From its climate to the architecture of its houses to its relatively plain terrain, Skåne County distinguishes itself from the rest of Sweden. Much of this county is occupied by the province of Scania, with a small portion of Halland province as well.

The weather in Sweden’s southernmost county is rather mild compared to others in the same latitudinal position, thanks to the Gulf Stream. Skåne County also enjoys up to 17 hours of daylight during the peak of summer.

Much of Skåne consists of low, fertile agricultural plains, though there are hilly regions in the Bjäre and Kulla peninsulas.

Skåne is known for the half-timbered houses (that is, houses with exposed wood frames) that have sprung up in the county over the centuries. Many of the old homes are still in existence, and more than 300 can be found in the town of Ystad. Skåne also has about 240 castles and country estates dating back to the 11th to 15th centuries.


The multi-cultural city of Malmö is a pocket of cosmopolitan charm in the county of Skåne. It has one of the largest urban populations in Sweden. Malmö once belonged to Denmark, and to this day the character of the city and its residents is more Danish than Swedish. Today, it still maintains its ties to Denmark, thanks to the construction of the Öresund Bridge, which links this city to Copenhagen.

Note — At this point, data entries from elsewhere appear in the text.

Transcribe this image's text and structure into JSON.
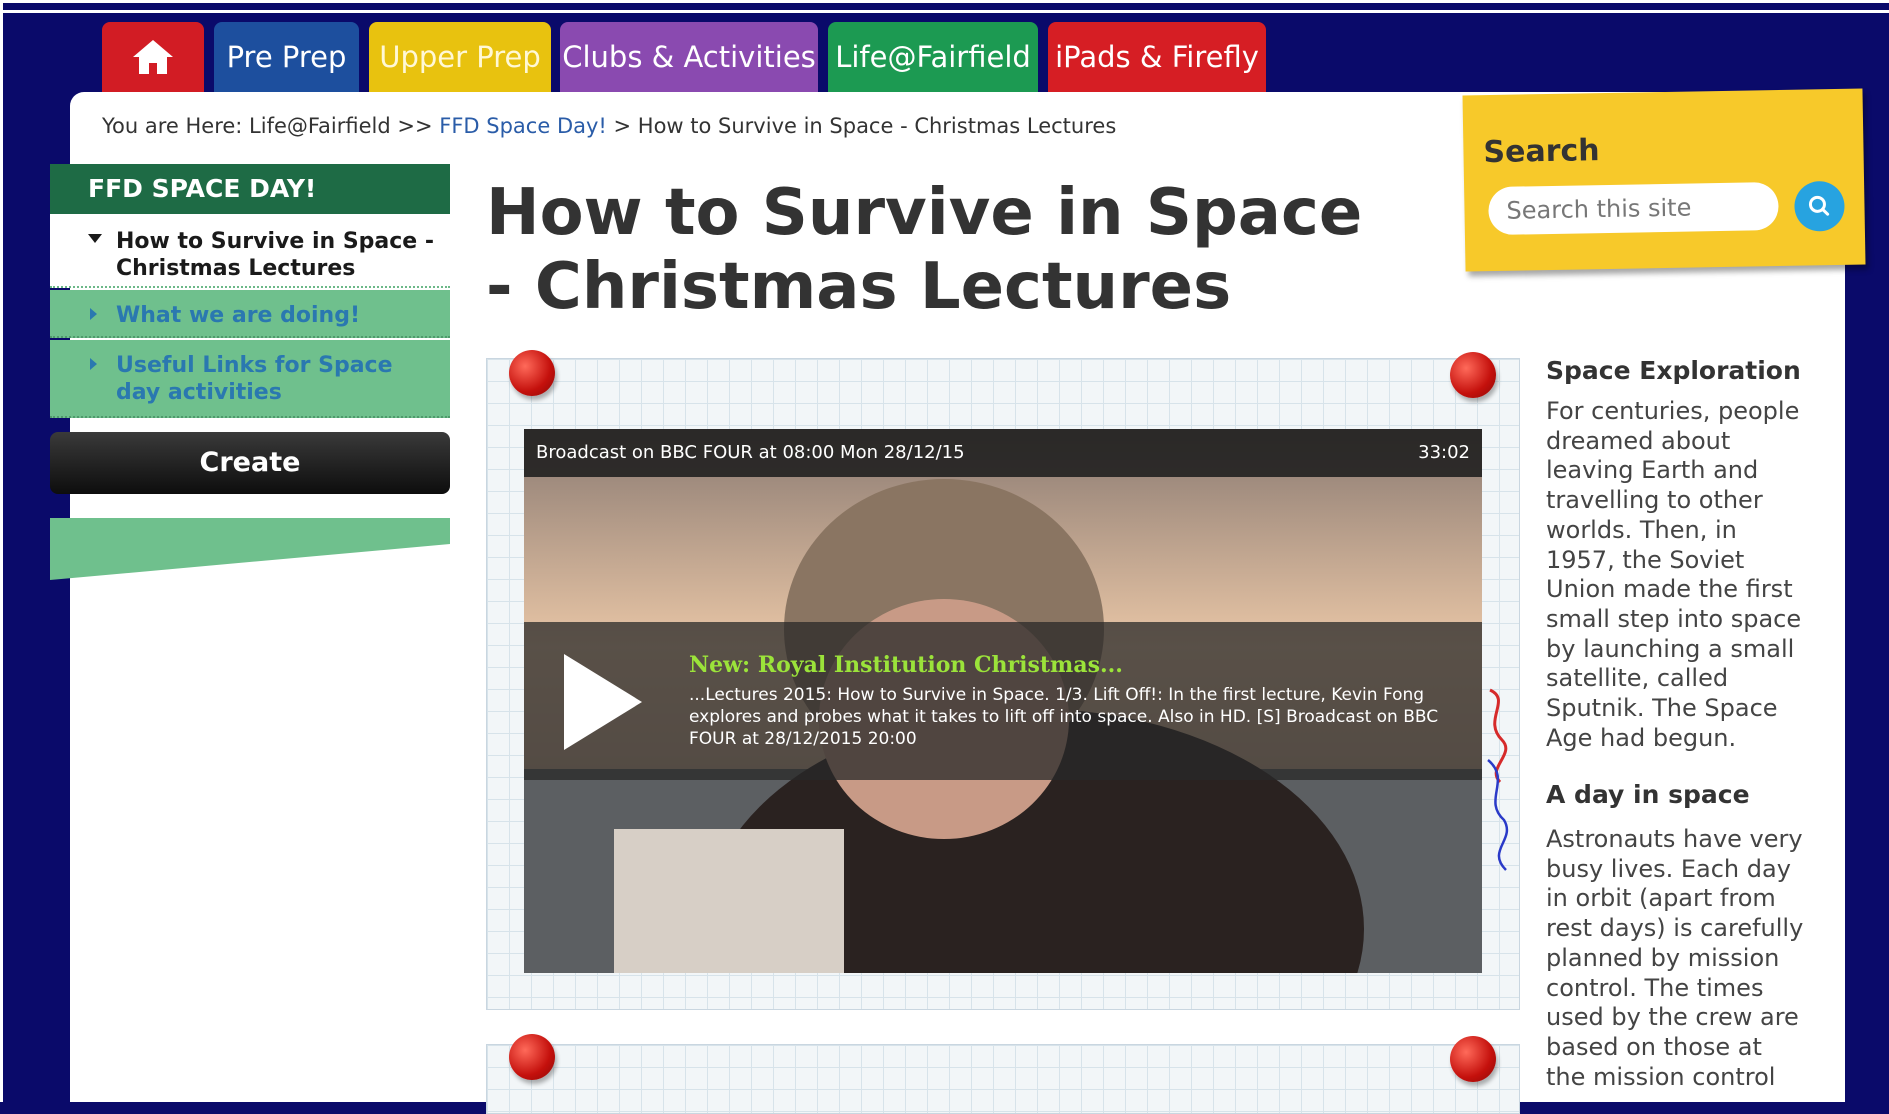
{
  "nav": {
    "home_icon": "home-icon",
    "tabs": [
      {
        "label": "Pre Prep",
        "color": "#1d4f9e"
      },
      {
        "label": "Upper Prep",
        "color": "#e8c20f"
      },
      {
        "label": "Clubs & Activities",
        "color": "#8a4ab0"
      },
      {
        "label": "Life@Fairfield",
        "color": "#1c9a52"
      },
      {
        "label": "iPads & Firefly",
        "color": "#d61e24"
      }
    ]
  },
  "breadcrumb": {
    "prefix": "You are Here: Life@Fairfield >> ",
    "link": "FFD Space Day!",
    "sep": " > ",
    "current": "How to Survive in Space - Christmas Lectures"
  },
  "sidebar": {
    "heading": "FFD SPACE DAY!",
    "items": [
      {
        "label": "How to Survive in Space - Christmas Lectures"
      },
      {
        "label": "What we are doing!"
      },
      {
        "label": "Useful Links for Space day activities"
      }
    ],
    "create_label": "Create"
  },
  "page": {
    "title": "How to Survive in Space - Christmas Lectures"
  },
  "search": {
    "title": "Search",
    "placeholder": "Search this site",
    "icon": "search-icon"
  },
  "video": {
    "broadcast": "Broadcast on BBC FOUR at 08:00 Mon 28/12/15",
    "duration": "33:02",
    "headline": "New: Royal Institution Christmas...",
    "description": "...Lectures 2015: How to Survive in Space. 1/3. Lift Off!: In the first lecture, Kevin Fong explores and probes what it takes to lift off into space. Also in HD. [S] Broadcast on BBC FOUR at 28/12/2015 20:00",
    "play_icon": "play-icon"
  },
  "right_column": {
    "section1": {
      "heading": "Space Exploration",
      "lines": [
        "For centuries, people",
        "dreamed about",
        "leaving Earth and",
        "travelling to other",
        "worlds. Then, in",
        "1957, the Soviet",
        "Union made the first",
        "small step into space",
        "by launching a small",
        "satellite, called",
        "Sputnik. The Space",
        "Age had begun."
      ]
    },
    "section2": {
      "heading": "A day in space",
      "lines": [
        "Astronauts have very",
        "busy lives. Each day",
        "in orbit (apart from",
        "rest days) is carefully",
        "planned by mission",
        "control. The times",
        "used by the crew are",
        "based on those at",
        "the mission control"
      ]
    }
  }
}
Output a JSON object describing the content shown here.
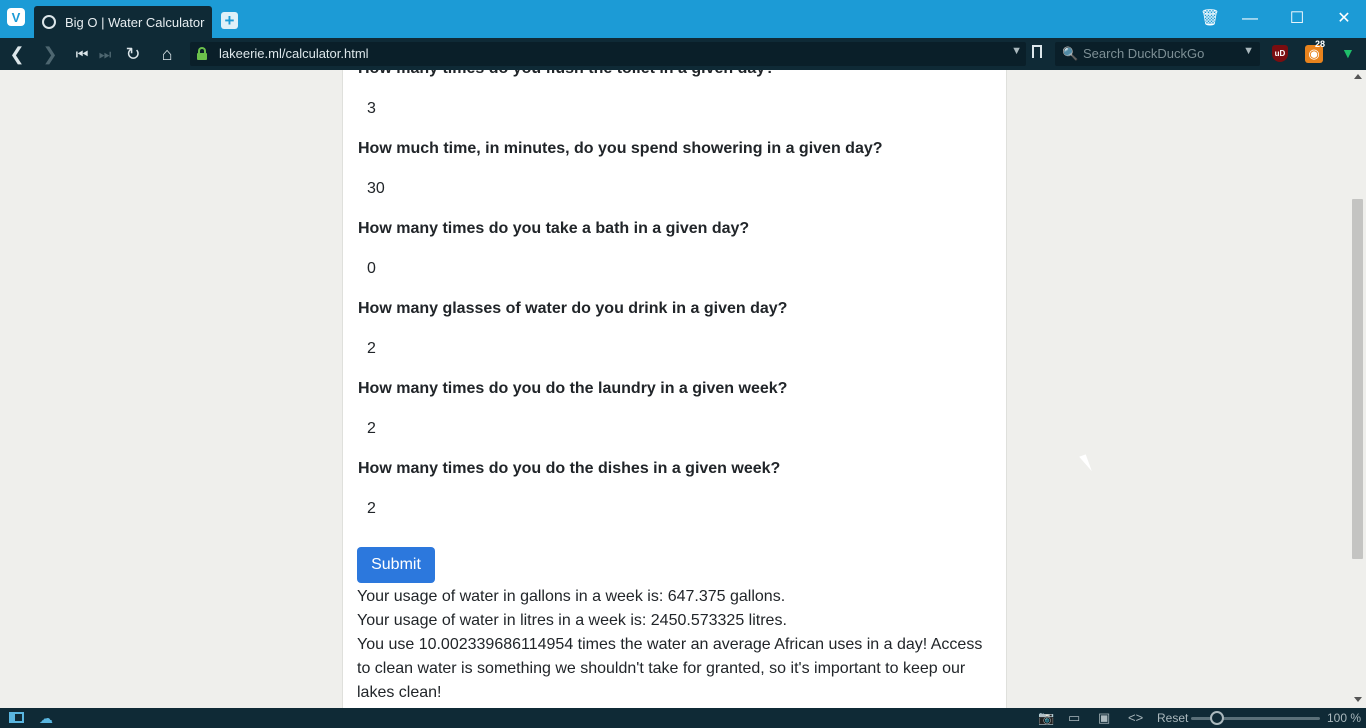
{
  "browser": {
    "logo_letter": "V",
    "tab_title": "Big O | Water Calculator",
    "new_tab": "+",
    "url": "lakeerie.ml/calculator.html",
    "search_placeholder": "Search DuckDuckGo",
    "rss_count": "28",
    "ublock_label": "uD",
    "accent_color": "#1c9bd6"
  },
  "form": {
    "questions": [
      {
        "label": "How many times do you flush the toilet in a given day?",
        "answer": "3"
      },
      {
        "label": "How much time, in minutes, do you spend showering in a given day?",
        "answer": "30"
      },
      {
        "label": "How many times do you take a bath in a given day?",
        "answer": "0"
      },
      {
        "label": "How many glasses of water do you drink in a given day?",
        "answer": "2"
      },
      {
        "label": "How many times do you do the laundry in a given week?",
        "answer": "2"
      },
      {
        "label": "How many times do you do the dishes in a given week?",
        "answer": "2"
      }
    ],
    "submit_label": "Submit",
    "submit_color": "#2c78dd"
  },
  "results": {
    "gallons": "Your usage of water in gallons in a week is: 647.375 gallons.",
    "litres": "Your usage of water in litres in a week is: 2450.573325 litres.",
    "comparison": "You use 10.002339686114954 times the water an average African uses in a day! Access to clean water is something we shouldn't take for granted, so it's important to keep our lakes clean!"
  },
  "statusbar": {
    "reset_label": "Reset",
    "zoom_level": "100 %"
  }
}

The Western Harbour, Västra Hamnen, is now being turned into an exclusive urban residential area. The homes have self-sustaining features, and are considered feats of architecture and engineering. The Turning Torso, specifically, is a 190-metre residential skyscraper that has become a renowned landmark.